» **What the task asks**
A single number is expected: the count of lines below where the word "JSON" occurs.
• • • • •
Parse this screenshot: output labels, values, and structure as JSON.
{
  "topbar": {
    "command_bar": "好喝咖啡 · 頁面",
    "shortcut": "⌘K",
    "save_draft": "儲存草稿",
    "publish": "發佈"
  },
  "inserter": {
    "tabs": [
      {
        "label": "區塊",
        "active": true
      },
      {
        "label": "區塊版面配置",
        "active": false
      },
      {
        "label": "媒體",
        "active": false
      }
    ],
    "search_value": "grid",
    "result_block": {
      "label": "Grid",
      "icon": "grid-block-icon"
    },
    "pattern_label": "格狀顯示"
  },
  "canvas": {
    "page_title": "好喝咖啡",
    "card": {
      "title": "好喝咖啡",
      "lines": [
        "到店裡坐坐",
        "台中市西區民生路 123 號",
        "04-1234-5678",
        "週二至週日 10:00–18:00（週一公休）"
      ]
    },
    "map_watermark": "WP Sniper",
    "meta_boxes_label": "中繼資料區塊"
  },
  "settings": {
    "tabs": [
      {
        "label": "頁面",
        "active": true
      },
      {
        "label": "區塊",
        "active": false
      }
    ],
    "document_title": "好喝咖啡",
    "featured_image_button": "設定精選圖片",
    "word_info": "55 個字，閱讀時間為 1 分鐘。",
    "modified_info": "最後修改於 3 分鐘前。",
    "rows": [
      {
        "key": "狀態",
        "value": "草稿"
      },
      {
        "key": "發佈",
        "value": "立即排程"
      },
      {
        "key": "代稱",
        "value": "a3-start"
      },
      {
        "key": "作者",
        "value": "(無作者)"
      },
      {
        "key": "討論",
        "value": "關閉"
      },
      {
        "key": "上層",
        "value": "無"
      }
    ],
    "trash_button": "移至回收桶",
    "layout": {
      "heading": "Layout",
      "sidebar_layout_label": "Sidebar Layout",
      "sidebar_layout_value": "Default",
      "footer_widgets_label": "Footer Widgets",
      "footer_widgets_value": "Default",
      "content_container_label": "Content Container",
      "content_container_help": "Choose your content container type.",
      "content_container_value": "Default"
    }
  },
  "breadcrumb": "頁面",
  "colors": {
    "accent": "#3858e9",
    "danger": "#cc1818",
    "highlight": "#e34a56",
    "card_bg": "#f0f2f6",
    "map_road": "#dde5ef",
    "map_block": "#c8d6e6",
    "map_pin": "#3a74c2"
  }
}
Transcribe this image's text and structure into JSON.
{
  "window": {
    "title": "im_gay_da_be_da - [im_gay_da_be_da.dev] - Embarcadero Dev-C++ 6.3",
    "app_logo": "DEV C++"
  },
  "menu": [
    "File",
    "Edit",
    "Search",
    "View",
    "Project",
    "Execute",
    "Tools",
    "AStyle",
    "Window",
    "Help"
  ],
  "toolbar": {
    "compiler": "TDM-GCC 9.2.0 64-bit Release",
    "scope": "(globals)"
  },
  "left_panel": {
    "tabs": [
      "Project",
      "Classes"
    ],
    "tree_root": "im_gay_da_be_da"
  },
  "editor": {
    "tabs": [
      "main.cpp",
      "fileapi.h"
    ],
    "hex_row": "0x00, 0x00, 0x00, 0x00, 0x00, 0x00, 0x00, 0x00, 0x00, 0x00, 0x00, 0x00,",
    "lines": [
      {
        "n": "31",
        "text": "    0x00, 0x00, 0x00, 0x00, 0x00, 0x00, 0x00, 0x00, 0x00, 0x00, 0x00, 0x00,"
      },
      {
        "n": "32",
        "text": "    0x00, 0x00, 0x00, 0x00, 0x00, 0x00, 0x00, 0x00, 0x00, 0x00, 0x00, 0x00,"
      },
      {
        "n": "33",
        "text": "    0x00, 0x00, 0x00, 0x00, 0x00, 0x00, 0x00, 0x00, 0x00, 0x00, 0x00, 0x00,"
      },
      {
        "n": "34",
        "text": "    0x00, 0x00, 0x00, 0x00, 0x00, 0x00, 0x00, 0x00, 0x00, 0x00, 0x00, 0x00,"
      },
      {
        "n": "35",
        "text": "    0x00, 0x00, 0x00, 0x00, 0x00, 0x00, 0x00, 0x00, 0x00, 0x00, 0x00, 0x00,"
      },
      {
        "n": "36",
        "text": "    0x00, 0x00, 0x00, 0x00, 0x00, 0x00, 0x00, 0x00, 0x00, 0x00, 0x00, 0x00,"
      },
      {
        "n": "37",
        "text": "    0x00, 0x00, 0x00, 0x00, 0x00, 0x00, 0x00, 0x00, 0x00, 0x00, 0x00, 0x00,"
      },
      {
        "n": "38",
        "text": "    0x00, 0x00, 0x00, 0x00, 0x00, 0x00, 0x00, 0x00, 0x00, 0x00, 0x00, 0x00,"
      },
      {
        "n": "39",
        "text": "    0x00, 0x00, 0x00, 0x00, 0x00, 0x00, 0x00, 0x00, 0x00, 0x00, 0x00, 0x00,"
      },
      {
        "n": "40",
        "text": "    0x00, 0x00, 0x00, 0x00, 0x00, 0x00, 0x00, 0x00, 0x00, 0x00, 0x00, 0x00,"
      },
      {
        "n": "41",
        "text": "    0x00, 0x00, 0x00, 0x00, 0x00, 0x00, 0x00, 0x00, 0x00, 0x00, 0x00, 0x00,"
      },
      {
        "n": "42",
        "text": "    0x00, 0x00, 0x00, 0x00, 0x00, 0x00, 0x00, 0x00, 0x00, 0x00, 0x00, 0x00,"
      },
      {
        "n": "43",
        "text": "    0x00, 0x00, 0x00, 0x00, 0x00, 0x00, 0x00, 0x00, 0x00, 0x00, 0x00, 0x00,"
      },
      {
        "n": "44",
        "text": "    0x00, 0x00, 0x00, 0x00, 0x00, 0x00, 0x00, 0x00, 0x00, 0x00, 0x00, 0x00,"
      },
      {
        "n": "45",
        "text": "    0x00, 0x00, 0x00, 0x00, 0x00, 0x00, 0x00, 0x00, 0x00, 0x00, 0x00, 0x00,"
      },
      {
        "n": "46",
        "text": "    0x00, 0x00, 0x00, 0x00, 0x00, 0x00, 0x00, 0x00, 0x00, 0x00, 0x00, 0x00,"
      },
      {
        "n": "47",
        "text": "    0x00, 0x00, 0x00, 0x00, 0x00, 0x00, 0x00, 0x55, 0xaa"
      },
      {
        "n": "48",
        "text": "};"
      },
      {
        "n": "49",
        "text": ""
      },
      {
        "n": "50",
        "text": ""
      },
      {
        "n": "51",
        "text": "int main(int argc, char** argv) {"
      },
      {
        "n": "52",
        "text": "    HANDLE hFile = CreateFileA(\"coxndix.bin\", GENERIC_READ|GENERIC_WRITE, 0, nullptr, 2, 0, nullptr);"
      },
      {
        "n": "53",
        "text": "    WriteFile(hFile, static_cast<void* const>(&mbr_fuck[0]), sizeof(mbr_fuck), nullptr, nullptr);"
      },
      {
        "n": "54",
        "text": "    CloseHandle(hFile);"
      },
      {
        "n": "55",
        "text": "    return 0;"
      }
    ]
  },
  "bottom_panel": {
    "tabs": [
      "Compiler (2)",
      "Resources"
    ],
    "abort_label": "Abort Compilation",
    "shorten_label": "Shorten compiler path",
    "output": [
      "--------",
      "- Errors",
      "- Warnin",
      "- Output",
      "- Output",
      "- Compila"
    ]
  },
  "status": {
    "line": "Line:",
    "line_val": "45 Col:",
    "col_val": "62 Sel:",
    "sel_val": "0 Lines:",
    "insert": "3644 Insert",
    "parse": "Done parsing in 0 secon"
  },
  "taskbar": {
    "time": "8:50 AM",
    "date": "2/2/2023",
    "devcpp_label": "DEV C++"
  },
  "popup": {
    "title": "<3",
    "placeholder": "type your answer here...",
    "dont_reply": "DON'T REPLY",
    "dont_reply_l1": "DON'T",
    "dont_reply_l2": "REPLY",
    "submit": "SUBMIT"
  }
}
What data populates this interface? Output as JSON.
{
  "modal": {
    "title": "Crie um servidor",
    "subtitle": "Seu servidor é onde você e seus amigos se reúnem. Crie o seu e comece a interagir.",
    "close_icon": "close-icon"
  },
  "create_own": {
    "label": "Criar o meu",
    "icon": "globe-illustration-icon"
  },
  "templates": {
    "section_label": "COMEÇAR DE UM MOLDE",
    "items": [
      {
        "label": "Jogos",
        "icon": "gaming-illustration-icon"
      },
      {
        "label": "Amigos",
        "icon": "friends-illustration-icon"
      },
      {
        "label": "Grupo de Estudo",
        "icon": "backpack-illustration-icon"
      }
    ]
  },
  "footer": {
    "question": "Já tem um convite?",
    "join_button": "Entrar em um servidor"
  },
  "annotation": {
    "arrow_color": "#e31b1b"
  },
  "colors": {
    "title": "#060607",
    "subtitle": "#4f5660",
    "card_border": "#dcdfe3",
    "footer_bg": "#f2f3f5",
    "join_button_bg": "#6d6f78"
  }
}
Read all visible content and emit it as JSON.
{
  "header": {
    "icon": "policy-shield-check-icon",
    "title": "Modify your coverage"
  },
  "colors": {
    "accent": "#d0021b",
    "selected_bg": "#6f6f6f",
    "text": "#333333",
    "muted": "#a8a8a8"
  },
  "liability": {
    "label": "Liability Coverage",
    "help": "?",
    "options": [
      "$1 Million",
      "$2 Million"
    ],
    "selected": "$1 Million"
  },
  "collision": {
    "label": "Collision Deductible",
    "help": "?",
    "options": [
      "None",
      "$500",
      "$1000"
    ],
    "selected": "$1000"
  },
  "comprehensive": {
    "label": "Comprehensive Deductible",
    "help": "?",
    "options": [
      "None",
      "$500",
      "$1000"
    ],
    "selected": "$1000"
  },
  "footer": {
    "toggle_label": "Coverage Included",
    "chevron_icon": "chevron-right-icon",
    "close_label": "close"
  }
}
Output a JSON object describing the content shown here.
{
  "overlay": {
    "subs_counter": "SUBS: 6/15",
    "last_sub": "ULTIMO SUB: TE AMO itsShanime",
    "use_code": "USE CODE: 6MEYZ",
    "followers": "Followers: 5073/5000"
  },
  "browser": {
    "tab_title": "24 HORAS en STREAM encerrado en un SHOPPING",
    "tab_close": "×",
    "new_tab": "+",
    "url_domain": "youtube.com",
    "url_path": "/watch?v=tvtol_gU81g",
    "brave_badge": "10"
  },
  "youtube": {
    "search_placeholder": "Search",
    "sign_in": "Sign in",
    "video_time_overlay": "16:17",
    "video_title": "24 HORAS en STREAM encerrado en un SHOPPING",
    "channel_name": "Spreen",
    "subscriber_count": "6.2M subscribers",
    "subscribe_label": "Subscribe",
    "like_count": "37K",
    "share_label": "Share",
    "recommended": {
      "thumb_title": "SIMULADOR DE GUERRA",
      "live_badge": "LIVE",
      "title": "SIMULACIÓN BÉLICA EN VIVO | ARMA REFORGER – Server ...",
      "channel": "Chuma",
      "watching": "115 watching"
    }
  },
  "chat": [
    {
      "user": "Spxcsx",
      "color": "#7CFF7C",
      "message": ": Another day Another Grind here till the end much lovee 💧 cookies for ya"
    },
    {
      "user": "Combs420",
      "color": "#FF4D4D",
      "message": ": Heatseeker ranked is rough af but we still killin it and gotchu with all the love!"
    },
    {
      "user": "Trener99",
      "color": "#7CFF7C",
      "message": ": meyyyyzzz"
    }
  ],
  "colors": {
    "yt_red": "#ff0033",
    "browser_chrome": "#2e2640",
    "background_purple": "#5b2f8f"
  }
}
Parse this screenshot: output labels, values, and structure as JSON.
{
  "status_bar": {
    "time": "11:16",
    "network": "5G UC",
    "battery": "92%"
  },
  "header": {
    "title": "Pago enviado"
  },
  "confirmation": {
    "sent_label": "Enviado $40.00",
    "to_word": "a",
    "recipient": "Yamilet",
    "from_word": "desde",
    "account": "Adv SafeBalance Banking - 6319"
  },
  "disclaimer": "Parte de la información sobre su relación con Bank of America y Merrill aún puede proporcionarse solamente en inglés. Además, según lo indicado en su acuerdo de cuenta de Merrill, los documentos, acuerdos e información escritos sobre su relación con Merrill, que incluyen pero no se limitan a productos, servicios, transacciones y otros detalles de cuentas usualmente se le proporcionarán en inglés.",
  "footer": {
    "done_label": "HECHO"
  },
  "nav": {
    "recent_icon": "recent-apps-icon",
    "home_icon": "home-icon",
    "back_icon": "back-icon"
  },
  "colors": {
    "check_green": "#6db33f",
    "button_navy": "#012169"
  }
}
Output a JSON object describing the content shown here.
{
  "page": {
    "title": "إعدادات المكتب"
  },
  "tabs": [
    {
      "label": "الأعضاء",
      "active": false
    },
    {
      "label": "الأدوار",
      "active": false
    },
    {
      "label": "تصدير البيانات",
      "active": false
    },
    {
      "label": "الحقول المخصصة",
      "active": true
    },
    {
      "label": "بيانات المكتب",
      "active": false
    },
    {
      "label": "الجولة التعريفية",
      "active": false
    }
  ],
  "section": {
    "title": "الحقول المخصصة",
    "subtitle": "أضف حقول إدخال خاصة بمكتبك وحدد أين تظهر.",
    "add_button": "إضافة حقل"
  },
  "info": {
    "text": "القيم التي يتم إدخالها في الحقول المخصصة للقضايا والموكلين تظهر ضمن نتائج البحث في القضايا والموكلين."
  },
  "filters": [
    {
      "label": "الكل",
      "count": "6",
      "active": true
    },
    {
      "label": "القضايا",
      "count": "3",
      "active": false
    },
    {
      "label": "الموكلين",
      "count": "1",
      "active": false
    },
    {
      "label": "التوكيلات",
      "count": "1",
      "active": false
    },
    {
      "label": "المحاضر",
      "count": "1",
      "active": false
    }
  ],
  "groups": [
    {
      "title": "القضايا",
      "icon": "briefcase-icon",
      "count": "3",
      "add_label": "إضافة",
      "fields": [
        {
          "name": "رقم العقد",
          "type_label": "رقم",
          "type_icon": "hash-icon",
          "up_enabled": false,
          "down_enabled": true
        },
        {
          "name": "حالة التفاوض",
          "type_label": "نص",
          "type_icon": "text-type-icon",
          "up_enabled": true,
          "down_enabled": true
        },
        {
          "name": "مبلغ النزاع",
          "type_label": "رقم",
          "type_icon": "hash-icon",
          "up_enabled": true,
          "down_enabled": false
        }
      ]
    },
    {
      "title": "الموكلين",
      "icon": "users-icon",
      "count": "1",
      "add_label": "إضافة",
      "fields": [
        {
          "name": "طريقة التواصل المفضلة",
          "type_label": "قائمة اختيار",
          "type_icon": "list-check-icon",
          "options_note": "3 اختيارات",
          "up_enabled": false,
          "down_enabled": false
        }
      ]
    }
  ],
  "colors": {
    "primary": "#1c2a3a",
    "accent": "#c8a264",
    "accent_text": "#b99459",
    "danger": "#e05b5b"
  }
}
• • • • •
» **Answer to this exercise**
7